So that is how Hank and I started working with now-former Poet Laureate Evelyn Kandel, who is also an Unsealed Writer. We have spent hours and hours preparing for and with Evelyn and our new classmates in her weekly classes over the past several years. She encouraged Hank to write a book about his football and brain experiences, which he mustered the effort and courage to do. His 2022 book, entitled “Head Hits I Remember: Football, Dysautonomia, and my Brain” is a very honest exploration of his athleticism and brain challenges. Our poems are also included in the new anthology of Evelyn’s students entitled “13 Poets From Long Island” published in September 2023. So from having to “give up” many activities Hank and I did for decades before, we have now elected to invest our time and energies in our “new normal” which includes poetry and singing alongside daily exercise, nutrition and healthy sleep. I am thrilled to report that Hank has made huge strides in recovery, vastly improving his physical stamina and walking ability. We have also met and enjoyed the company of a new set of friends whom we now regularly see via Zoom poetry meetings.

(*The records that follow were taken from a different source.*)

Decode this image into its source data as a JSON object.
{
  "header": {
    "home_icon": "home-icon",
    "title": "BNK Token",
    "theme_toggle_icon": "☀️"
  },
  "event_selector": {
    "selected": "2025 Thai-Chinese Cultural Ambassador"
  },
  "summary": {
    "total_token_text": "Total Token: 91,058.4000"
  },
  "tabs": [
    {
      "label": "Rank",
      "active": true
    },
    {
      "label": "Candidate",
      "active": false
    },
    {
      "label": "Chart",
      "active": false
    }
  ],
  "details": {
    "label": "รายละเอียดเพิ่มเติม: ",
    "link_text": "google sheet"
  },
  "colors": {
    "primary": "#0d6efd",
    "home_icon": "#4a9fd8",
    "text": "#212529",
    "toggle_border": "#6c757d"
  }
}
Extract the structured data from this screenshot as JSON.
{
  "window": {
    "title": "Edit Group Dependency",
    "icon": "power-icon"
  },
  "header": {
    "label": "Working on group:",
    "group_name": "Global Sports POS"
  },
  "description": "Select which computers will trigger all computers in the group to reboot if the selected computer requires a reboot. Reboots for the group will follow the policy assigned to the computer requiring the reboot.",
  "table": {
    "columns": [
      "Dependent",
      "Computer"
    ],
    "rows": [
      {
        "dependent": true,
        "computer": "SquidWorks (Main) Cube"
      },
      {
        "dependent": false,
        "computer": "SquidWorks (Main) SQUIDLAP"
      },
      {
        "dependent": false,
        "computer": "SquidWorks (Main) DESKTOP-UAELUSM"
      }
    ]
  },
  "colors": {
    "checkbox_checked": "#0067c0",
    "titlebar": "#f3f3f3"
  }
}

Ironically, on October 15, 2023, in a simple trip-and-fall, I managed to break my knee cap into three pieces requiring surgery, three weeks in the hospital, and wearing a cumbersome Bledsoe Brace. Now I am on the cusp of starting outpatient physical therapy to regain my normal walking gait. What a turnabout in our lives! In an instant, I was transformed from the perennial care-giver to the care-receiver. We quickly learned several lessons. First, thank goodness for the family and friends who jumped in to help us—his sister and my sister dropping off food for Hank and having him for dinner, for instance. Remember the precious infant sister I cared for? She is now my health-care proxy actively engaged in my recovery. Second, Hank actually benefitted from swapping roles. He found strength to drive himself to and from the hospital to visit me and the confidence to manage household chores in my absence. Third, we were reminded again that life circumstances are never static; they ebb and flow constantly. Despite my feeling incredibly fit and stable, one day-dreaming step looking up at the sky through beautiful willows had proved otherwise. None of us is invincible. I am not invincible.
Equally as important, I, a caregiver for so long, have had to relax into being the care-receiver, asking for and accepting support from my family and community of friends. I am extremely grateful to all of them, including my “new” friends and colleagues in poetry. Many public libraries and adult-education programs offer classes in poetry, in journaling, in writing. I encourage anyone needing to jump-start a change in outlook to give them a try.
Check out my poem in the book “13 Poets From Long Island” on Amazon – It is free for those with Kindle Unlimited.